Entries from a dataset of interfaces
-------------------------

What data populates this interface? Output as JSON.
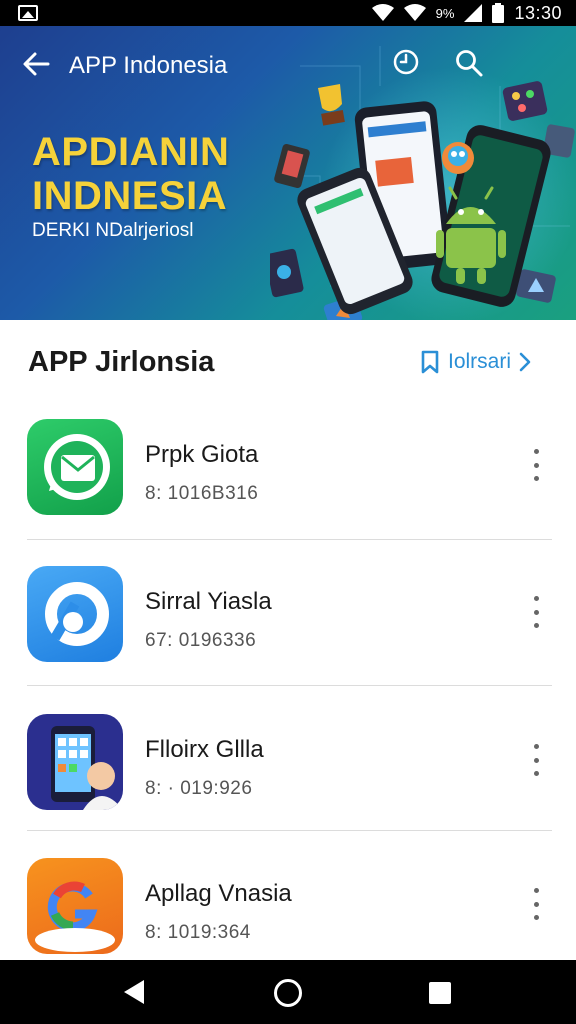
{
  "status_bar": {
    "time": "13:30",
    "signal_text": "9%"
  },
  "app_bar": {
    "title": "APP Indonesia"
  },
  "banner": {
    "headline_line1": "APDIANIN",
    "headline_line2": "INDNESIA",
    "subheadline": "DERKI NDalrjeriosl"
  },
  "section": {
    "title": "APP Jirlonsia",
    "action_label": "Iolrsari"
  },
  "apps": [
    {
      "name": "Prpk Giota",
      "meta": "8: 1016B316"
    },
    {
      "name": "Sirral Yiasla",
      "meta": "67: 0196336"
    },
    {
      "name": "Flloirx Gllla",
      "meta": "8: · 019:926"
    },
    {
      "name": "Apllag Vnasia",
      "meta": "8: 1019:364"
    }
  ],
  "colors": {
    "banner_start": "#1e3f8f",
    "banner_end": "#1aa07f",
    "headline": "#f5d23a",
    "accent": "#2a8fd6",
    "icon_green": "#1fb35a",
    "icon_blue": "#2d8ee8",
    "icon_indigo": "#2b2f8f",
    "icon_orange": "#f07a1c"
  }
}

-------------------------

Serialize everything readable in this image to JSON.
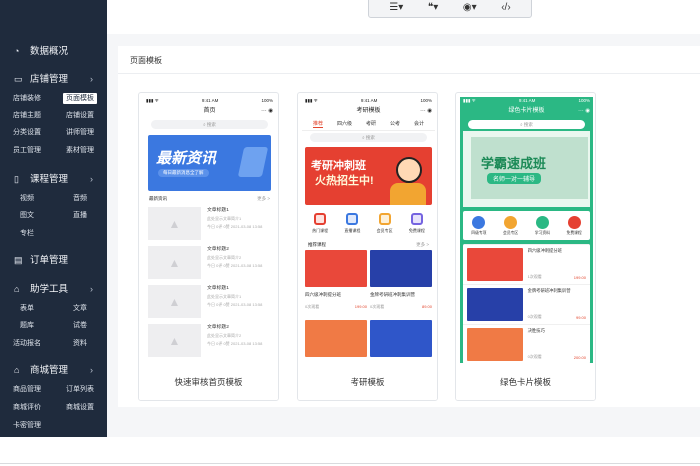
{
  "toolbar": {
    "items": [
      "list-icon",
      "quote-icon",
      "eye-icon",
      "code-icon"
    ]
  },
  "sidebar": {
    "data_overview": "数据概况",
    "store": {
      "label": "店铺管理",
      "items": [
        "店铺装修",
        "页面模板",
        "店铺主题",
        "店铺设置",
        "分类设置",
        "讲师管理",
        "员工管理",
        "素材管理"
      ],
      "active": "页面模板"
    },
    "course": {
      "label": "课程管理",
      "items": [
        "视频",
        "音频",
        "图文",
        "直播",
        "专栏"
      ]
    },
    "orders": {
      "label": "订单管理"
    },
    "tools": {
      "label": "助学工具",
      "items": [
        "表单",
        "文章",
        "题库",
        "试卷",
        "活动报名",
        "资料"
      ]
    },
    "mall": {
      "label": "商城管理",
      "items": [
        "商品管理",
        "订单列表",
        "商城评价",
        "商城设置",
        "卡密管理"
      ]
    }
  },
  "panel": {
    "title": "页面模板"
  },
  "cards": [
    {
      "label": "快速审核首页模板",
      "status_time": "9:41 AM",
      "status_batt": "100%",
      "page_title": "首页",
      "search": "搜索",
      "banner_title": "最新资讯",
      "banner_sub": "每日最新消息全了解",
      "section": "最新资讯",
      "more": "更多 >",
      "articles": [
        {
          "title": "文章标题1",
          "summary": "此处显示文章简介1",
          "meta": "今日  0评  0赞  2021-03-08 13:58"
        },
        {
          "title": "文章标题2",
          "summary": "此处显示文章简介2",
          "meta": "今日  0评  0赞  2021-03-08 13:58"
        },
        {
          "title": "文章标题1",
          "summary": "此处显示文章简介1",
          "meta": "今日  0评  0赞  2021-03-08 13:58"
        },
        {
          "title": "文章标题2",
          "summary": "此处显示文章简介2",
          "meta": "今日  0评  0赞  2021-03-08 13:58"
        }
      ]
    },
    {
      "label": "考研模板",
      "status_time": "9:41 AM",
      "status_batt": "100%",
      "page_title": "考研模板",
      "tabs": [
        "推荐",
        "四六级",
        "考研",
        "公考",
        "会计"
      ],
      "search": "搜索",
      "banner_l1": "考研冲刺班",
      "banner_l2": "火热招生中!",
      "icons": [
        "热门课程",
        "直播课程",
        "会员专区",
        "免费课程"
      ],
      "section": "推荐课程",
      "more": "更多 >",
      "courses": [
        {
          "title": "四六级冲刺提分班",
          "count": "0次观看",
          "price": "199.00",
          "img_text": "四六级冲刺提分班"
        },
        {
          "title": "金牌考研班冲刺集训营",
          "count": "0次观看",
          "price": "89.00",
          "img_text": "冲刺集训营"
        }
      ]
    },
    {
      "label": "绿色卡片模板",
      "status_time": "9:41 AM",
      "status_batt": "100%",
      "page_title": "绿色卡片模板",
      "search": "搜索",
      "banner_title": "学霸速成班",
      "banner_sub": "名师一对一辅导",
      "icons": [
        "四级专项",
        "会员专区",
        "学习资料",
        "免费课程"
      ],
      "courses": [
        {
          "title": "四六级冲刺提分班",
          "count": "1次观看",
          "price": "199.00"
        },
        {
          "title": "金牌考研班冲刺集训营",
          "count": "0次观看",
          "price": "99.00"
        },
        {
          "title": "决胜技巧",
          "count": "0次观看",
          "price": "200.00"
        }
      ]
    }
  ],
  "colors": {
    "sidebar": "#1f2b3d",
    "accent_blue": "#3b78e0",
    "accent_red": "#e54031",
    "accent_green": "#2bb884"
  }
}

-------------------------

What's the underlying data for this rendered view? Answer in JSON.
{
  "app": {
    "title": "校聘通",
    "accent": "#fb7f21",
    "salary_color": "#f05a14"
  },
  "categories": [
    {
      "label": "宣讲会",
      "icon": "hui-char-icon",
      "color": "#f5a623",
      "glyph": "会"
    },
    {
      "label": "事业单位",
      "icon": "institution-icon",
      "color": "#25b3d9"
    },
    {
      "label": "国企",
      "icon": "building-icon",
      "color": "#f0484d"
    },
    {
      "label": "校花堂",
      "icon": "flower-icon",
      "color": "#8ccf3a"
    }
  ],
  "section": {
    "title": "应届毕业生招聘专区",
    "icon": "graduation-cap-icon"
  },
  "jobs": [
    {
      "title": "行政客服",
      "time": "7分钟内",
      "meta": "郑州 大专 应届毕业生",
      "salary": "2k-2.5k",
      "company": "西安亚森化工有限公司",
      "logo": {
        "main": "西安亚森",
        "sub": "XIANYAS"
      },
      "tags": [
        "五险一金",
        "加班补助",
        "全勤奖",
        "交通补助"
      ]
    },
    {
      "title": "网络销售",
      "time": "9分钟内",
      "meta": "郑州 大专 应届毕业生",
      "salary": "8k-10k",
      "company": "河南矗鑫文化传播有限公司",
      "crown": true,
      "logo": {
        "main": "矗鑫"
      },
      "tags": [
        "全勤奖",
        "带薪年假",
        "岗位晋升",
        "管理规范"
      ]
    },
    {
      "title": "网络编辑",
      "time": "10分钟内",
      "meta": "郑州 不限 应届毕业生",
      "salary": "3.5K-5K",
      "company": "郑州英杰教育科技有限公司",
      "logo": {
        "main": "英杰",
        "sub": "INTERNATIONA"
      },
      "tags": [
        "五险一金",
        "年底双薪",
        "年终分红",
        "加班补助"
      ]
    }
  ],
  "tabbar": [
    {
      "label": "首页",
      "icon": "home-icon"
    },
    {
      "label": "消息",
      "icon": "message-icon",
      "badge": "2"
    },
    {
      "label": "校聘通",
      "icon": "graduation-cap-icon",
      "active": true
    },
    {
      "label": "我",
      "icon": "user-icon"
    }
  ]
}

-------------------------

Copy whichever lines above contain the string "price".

REPLY:
          "price": "199.00",
          "price": "89.00",
          "price": "199.00"
          "price": "99.00"
          "price": "200.00"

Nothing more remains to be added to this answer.